Ashford was later asked in a 2019 interview if it was fair to say Hawthorn’s work to promote the misnomer clean coal “normalized the idea that coal has a role as a solution to climate change” and helped delay legitimate climate action for the benefit of his client and to the detriment of the rest of the world.

“I don’t know how to measure fairness, but I’d say it’s accurate,” Ashford responded. “I hope all our campaigns are designed to benefit our clients’ interests.” 

The utility company Southern Company, which operated the notorious failed  Kemper “clean coal” power plant project, paid $19 million to the Hawthorn Group between 1996 and 2004, according to annual SEC reports from that time period. 

Entergy’s Paid Actor Scandal

In 2018, Hawthorn was once again caught manufacturing fake grassroots support. Hawthorn hired a subcontractor called Crowds on Demand, which paid actors to attend a New Orleans’ City Council meeting to manufacture the false appearance of community support of Entergy New Orleans’ plans to build a new methane gas power plant. 

The hired actors showed up at the hearing and represented themselves as local, concerned citizens that supported the proposed plant, some holding signs that said “Power Station = JOBS!!!!” and “Jobs Giving Community = Entergy.” The Entergy gas plant was approved by the city council in a 6-1 a decision that Entergy argued should stand, even after the paid actors scandal was revealed.

Picture 1. Crowds on Demand actors at a New Orleans city council hearing. Photo from The Lens.

Investigators for New Orleans said Entergy “knew or should have known” about what Hawthorn was doing on behalf of the utility, while Entergy’s internal investigation blamed Hawthorn for the astroturfing. Entergy was fined $5 million by the New Orleans City Council for the scandal. 

In December 2018, Entergy filed a lawsuit against Hawthorn alleging a breach of contract and Hawthorn agreed to pay Entergy $1 million.

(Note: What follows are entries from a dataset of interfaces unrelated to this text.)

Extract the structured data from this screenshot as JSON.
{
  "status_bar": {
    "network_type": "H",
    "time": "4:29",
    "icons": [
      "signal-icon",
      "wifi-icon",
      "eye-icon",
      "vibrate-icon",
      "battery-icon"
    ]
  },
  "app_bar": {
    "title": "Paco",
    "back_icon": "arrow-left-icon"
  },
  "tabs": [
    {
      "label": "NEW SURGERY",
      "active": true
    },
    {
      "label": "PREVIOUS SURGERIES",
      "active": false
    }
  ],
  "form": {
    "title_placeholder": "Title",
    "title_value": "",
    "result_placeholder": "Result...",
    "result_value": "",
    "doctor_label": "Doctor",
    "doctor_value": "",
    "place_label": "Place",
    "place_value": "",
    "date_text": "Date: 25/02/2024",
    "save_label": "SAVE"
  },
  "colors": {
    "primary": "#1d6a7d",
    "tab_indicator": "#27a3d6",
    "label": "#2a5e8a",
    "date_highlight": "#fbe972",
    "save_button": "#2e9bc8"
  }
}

Following the paid actor scandal in New Orleans, AL.com reported that Alabama Power paid Hawthorn more than $7.8 million from 1996 to 2001, according to reports filed with the Federal Energy Regulatory Commission, about $1.3 million per year on average. Hawthorn maintained it had never recruited crowds to attend public meetings for Alabama Power.

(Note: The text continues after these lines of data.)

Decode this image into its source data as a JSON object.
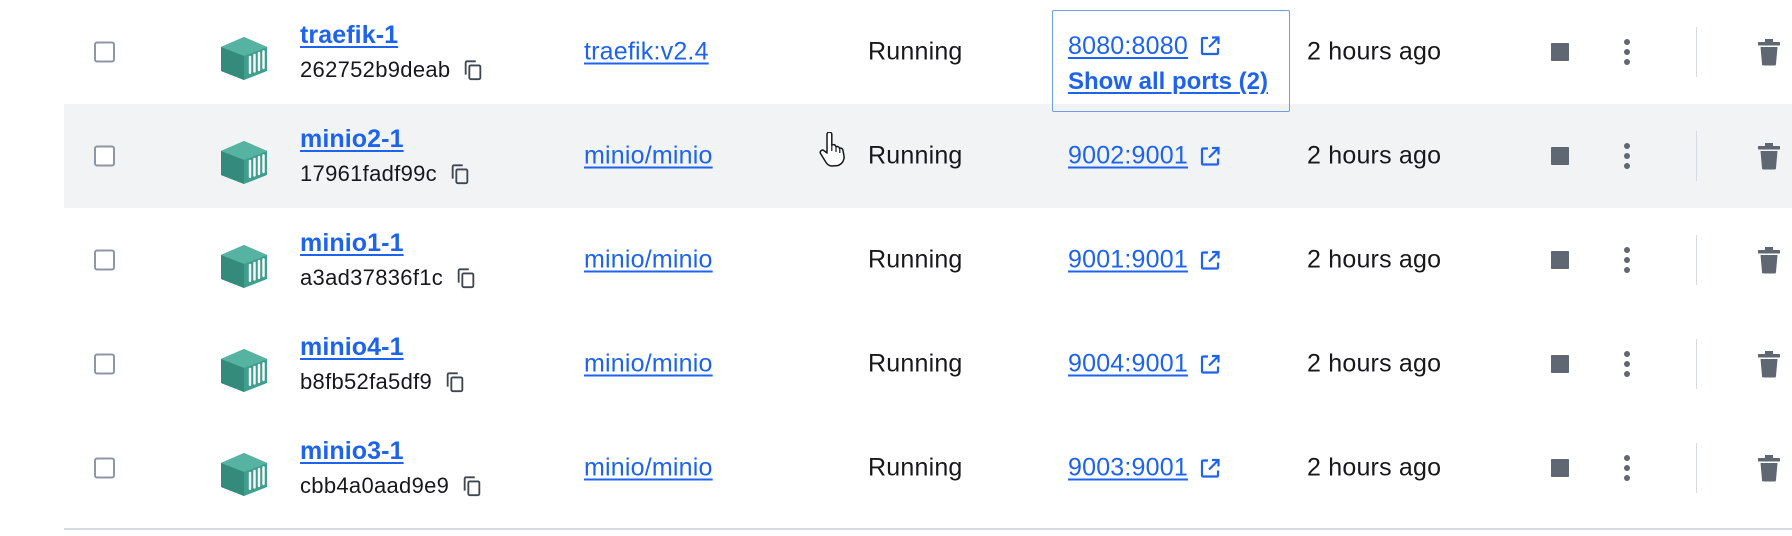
{
  "colors": {
    "link": "#1d63ed",
    "icon_teal": "#3e9f8e",
    "text": "#17181c",
    "hover_row": "#f1f3f5",
    "action_icon": "#5f6773"
  },
  "icons": {
    "container": "container-icon",
    "copy": "copy-icon",
    "external_link": "external-link-icon",
    "stop": "stop-icon",
    "more": "more-vertical-icon",
    "delete": "trash-icon",
    "cursor": "hand-pointer-cursor"
  },
  "rows": [
    {
      "name": "traefik-1",
      "id": "262752b9deab",
      "image": "traefik:v2.4",
      "status": "Running",
      "port": "8080:8080",
      "show_all_ports": "Show all ports (2)",
      "started": "2 hours ago"
    },
    {
      "name": "minio2-1",
      "id": "17961fadf99c",
      "image": "minio/minio",
      "status": "Running",
      "port": "9002:9001",
      "started": "2 hours ago"
    },
    {
      "name": "minio1-1",
      "id": "a3ad37836f1c",
      "image": "minio/minio",
      "status": "Running",
      "port": "9001:9001",
      "started": "2 hours ago"
    },
    {
      "name": "minio4-1",
      "id": "b8fb52fa5df9",
      "image": "minio/minio",
      "status": "Running",
      "port": "9004:9001",
      "started": "2 hours ago"
    },
    {
      "name": "minio3-1",
      "id": "cbb4a0aad9e9",
      "image": "minio/minio",
      "status": "Running",
      "port": "9003:9001",
      "started": "2 hours ago"
    }
  ]
}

Blocking a Clean Energy Transmission Line for NextEra Energy

In 2023, Hawthorn was hired by NextEra Energy to lead a campaign in order to influence public opinion and block the construction of a transmission line carrying Canadian hydropower to Maine. Hawthorn once again used a subcontractor, in an apparent attempt to hide its involvement in the campaign.

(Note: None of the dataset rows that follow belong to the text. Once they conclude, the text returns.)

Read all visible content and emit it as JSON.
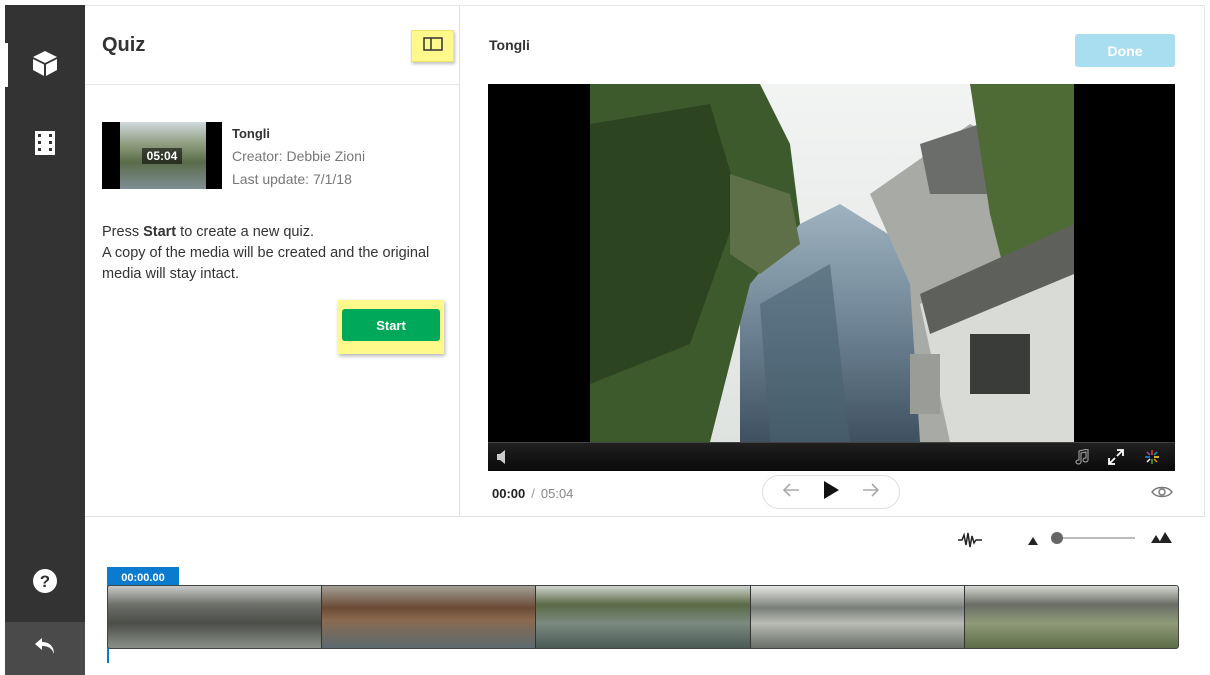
{
  "quiz": {
    "title": "Quiz"
  },
  "media": {
    "duration_badge": "05:04",
    "name": "Tongli",
    "creator": "Creator: Debbie Zioni",
    "last_update": "Last update: 7/1/18"
  },
  "description": {
    "press": "Press ",
    "start_word": "Start",
    "rest1": " to create a new quiz.",
    "line2": "A copy of the media will be created and the original media will stay intact."
  },
  "buttons": {
    "start": "Start",
    "done": "Done"
  },
  "video": {
    "title": "Tongli",
    "current_time": "00:00",
    "separator": "/",
    "total_time": "05:04"
  },
  "timeline": {
    "cursor_label": "00:00.00"
  },
  "icons": {
    "rail_top": "cube-icon",
    "rail_second": "filmstrip-icon",
    "help": "help-icon",
    "back": "undo-icon",
    "layout": "split-layout-icon",
    "prev": "arrow-left-icon",
    "play": "play-icon",
    "next": "arrow-right-icon",
    "eye": "eye-icon",
    "waveform": "waveform-icon",
    "zoom_out": "small-mountain-icon",
    "zoom_in": "large-mountain-icon"
  },
  "colors": {
    "rail": "#333333",
    "highlight": "#fff88a",
    "start_green": "#00a85a",
    "done_disabled": "#a9def0",
    "timeline_blue": "#0a7bcf"
  }
}
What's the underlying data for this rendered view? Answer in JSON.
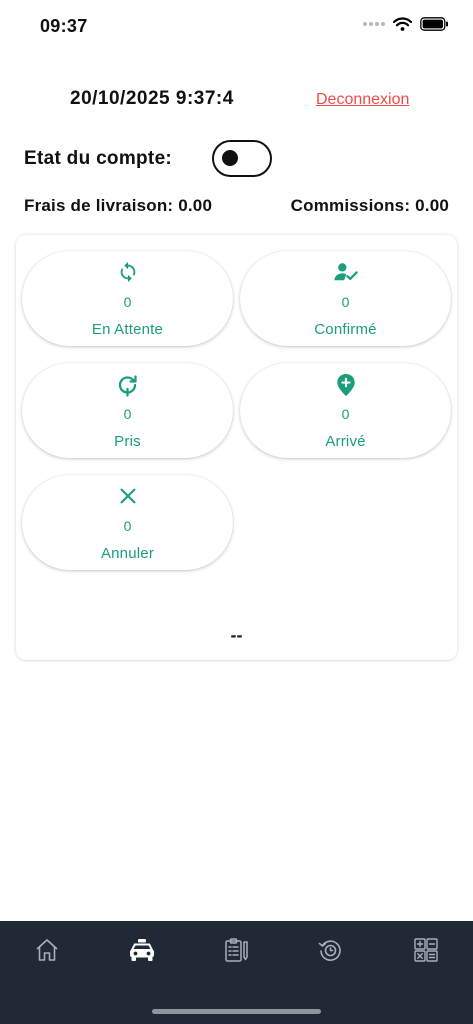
{
  "status_bar": {
    "time": "09:37"
  },
  "header": {
    "datetime": "20/10/2025 9:37:4",
    "logout_label": "Deconnexion"
  },
  "account": {
    "label": "Etat du compte:",
    "active": false
  },
  "summary": {
    "delivery_fees": "Frais de livraison: 0.00",
    "commissions": "Commissions: 0.00"
  },
  "status_tiles": [
    {
      "label": "En Attente",
      "count": "0",
      "icon": "sync-icon"
    },
    {
      "label": "Confirmé",
      "count": "0",
      "icon": "user-check-icon"
    },
    {
      "label": "Pris",
      "count": "0",
      "icon": "refresh-location-icon"
    },
    {
      "label": "Arrivé",
      "count": "0",
      "icon": "map-pin-plus-icon"
    },
    {
      "label": "Annuler",
      "count": "0",
      "icon": "close-icon"
    }
  ],
  "card_footer": "--",
  "bottom_nav": [
    {
      "icon": "home-icon",
      "active": false
    },
    {
      "icon": "taxi-icon",
      "active": true
    },
    {
      "icon": "clipboard-icon",
      "active": false
    },
    {
      "icon": "history-icon",
      "active": false
    },
    {
      "icon": "calculator-icon",
      "active": false
    }
  ],
  "colors": {
    "accent": "#1a9e7c",
    "logout": "#ee4b4b",
    "nav_bg": "#1f2a36",
    "nav_icon": "#a9b0b8",
    "nav_icon_active": "#ffffff"
  }
}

Hawthorn funneled money from NextEra to a contractor, Bernstein Shur, and a newly created LLC called Alpine Initiatives to make political contributions to the Maine Democratic Party. Hawthorn instructed Berstein Shur to conceal Hawthorn’s and NextEra’s involvement and its identity. In November 2023, investigators with the Maine Commission on Governmental Ethics and Election Practices found that Alpine Initiatives should have registered as a political action committee because its only actions were to influence political activities. Alpine agreed to pay a fine of $160,000 to settle the case.

In a separate but related case, investigators with the Maine Commission on Governmental Ethics and Election Practices found that Stop the Corridor, a Hawthorn-managed group collecting signatures for a ballot initiative to block the clean energy transmission line, failed to register as a “ballot question committee” as required by Maine law. Hawthorn was aware of and participated in the decision-making activities of Stop the Corridor, the Commission found. Stop the Corridor agreed to pay a fine of $50,000 to settle the case.